“I think he went in there probably trying to hide, the garage door was open he didn’t – I believe – recognize that the owner was in there – he was probably looking for a place to hide, ran for that garage, saw the firearm, grabbed that, encountered the homeowner and fled with the firearm,” Bivens told reporters Tuesday.
After learning of the encounter with the homeowner, officers responded to scene and found a green sweatshirt and a white t-shirt, believed to have been worn by Cavalcante, near the edge of the driveway.
The search perimeter was expanded to include that area and tactical teams from multiple agencies, helicopters, canine units and mounted patrols converged on the area to search for Cavalcante.
“I think he is just trying to survive and avoid being captured right now,” Bivens said Tuesday.
John Moriarty, a fugitive hunter in Texas who has been involved in hunts for every prison escapee in Texas since 1989, told CNN he believes police stand a good chance of finding Cavalcante in the next few days.

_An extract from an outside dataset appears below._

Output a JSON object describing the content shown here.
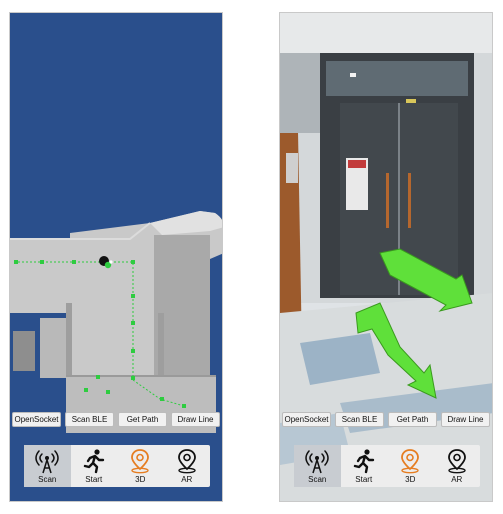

“It appears to me they’ve got him laid down pretty good in that wooded area. A lot of it will come down to dog work because it’s so thick in there, it looks like, that the dogs will have a better shot at rooting him out than anyone else,” Moriarty said.
For now, authorities are warning Cavalcante is considered “armed and extremely dangerous.”
According to prosecutors, he stabbed Brandão 38 times in front of her two young children in Pennsylvania in April 2021. He was arrested several hours later in Virginia, and authorities said he was attempting to flee to Mexico and intended to later head to Brazil, his native country.
In addition, Cavalcante is also wanted in a 2017 homicide case in Brazil, a US Marshals Service official has said.